**Task description**: Go through the listing and retype each line exactly.

** Opening Data for the task block **

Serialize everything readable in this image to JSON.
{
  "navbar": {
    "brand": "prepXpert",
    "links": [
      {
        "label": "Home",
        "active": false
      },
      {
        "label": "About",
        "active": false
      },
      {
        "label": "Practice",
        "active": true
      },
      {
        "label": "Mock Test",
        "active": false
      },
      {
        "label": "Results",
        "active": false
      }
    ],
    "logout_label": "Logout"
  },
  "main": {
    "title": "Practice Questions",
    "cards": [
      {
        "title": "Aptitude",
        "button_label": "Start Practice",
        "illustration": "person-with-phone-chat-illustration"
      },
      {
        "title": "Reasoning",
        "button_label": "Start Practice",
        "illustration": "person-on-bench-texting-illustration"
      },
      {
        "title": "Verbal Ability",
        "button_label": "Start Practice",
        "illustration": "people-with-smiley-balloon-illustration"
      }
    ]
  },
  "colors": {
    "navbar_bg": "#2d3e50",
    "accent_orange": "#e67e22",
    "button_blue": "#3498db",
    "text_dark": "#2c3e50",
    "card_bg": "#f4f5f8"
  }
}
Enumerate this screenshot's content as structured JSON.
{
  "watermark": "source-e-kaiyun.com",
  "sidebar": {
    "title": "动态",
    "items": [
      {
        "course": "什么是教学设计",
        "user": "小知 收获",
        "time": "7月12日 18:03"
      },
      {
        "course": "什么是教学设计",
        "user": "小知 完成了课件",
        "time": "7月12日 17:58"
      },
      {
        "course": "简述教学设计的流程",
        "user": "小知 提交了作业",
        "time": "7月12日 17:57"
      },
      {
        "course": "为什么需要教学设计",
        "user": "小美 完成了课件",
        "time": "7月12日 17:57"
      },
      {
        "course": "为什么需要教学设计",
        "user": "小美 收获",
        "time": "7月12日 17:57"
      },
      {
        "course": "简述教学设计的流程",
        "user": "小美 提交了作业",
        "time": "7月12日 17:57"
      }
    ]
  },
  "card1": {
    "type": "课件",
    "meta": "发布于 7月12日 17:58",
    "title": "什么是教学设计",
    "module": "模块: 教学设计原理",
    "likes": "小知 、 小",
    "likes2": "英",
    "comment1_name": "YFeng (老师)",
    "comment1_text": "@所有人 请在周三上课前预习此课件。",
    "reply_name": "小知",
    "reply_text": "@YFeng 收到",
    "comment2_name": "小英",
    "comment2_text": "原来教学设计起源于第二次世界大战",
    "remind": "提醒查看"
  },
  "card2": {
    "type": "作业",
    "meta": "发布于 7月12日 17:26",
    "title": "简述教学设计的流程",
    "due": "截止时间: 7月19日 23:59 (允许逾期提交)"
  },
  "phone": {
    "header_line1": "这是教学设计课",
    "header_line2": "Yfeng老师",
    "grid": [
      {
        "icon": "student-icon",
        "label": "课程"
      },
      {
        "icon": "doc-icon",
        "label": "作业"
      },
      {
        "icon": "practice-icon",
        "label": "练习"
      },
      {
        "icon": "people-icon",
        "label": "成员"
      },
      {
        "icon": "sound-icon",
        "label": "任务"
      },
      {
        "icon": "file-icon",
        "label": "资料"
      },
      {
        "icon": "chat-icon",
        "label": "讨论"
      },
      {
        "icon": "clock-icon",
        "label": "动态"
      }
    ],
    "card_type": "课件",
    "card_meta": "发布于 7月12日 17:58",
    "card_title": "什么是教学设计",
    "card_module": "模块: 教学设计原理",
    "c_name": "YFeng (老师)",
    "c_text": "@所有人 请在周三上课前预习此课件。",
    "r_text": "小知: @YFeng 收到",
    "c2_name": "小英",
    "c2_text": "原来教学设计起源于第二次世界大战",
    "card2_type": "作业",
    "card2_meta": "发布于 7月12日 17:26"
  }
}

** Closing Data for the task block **

**Problem solution**:
Serialize everything readable in this image to JSON.
{
  "navbar": {
    "brand": "prepXpert",
    "links": [
      {
        "label": "Home",
        "active": false
      },
      {
        "label": "About",
        "active": false
      },
      {
        "label": "Practice",
        "active": true
      },
      {
        "label": "Mock Test",
        "active": false
      },
      {
        "label": "Results",
        "active": false
      }
    ],
    "logout_label": "Logout"
  },
  "main": {
    "title": "Practice Questions",
    "cards": [
      {
        "title": "Aptitude",
        "button_label": "Start Practice",
        "illustration": "person-with-phone-chat-illustration"
      },
      {
        "title": "Reasoning",
        "button_label": "Start Practice",
        "illustration": "person-on-bench-texting-illustration"
      },
      {
        "title": "Verbal Ability",
        "button_label": "Start Practice",
        "illustration": "people-with-smiley-balloon-illustration"
      }
    ]
  },
  "colors": {
    "navbar_bg": "#2d3e50",
    "accent_orange": "#e67e22",
    "button_blue": "#3498db",
    "text_dark": "#2c3e50",
    "card_bg": "#f4f5f8"
  }
}
Enumerate this screenshot's content as structured JSON.
{
  "watermark": "source-e-kaiyun.com",
  "sidebar": {
    "title": "动态",
    "items": [
      {
        "course": "什么是教学设计",
        "user": "小知 收获",
        "time": "7月12日 18:03"
      },
      {
        "course": "什么是教学设计",
        "user": "小知 完成了课件",
        "time": "7月12日 17:58"
      },
      {
        "course": "简述教学设计的流程",
        "user": "小知 提交了作业",
        "time": "7月12日 17:57"
      },
      {
        "course": "为什么需要教学设计",
        "user": "小美 完成了课件",
        "time": "7月12日 17:57"
      },
      {
        "course": "为什么需要教学设计",
        "user": "小美 收获",
        "time": "7月12日 17:57"
      },
      {
        "course": "简述教学设计的流程",
        "user": "小美 提交了作业",
        "time": "7月12日 17:57"
      }
    ]
  },
  "card1": {
    "type": "课件",
    "meta": "发布于 7月12日 17:58",
    "title": "什么是教学设计",
    "module": "模块: 教学设计原理",
    "likes": "小知 、 小",
    "likes2": "英",
    "comment1_name": "YFeng (老师)",
    "comment1_text": "@所有人 请在周三上课前预习此课件。",
    "reply_name": "小知",
    "reply_text": "@YFeng 收到",
    "comment2_name": "小英",
    "comment2_text": "原来教学设计起源于第二次世界大战",
    "remind": "提醒查看"
  },
  "card2": {
    "type": "作业",
    "meta": "发布于 7月12日 17:26",
    "title": "简述教学设计的流程",
    "due": "截止时间: 7月19日 23:59 (允许逾期提交)"
  },
  "phone": {
    "header_line1": "这是教学设计课",
    "header_line2": "Yfeng老师",
    "grid": [
      {
        "icon": "student-icon",
        "label": "课程"
      },
      {
        "icon": "doc-icon",
        "label": "作业"
      },
      {
        "icon": "practice-icon",
        "label": "练习"
      },
      {
        "icon": "people-icon",
        "label": "成员"
      },
      {
        "icon": "sound-icon",
        "label": "任务"
      },
      {
        "icon": "file-icon",
        "label": "资料"
      },
      {
        "icon": "chat-icon",
        "label": "讨论"
      },
      {
        "icon": "clock-icon",
        "label": "动态"
      }
    ],
    "card_type": "课件",
    "card_meta": "发布于 7月12日 17:58",
    "card_title": "什么是教学设计",
    "card_module": "模块: 教学设计原理",
    "c_name": "YFeng (老师)",
    "c_text": "@所有人 请在周三上课前预习此课件。",
    "r_text": "小知: @YFeng 收到",
    "c2_name": "小英",
    "c2_text": "原来教学设计起源于第二次世界大战",
    "card2_type": "作业",
    "card2_meta": "发布于 7月12日 17:26"
  }
}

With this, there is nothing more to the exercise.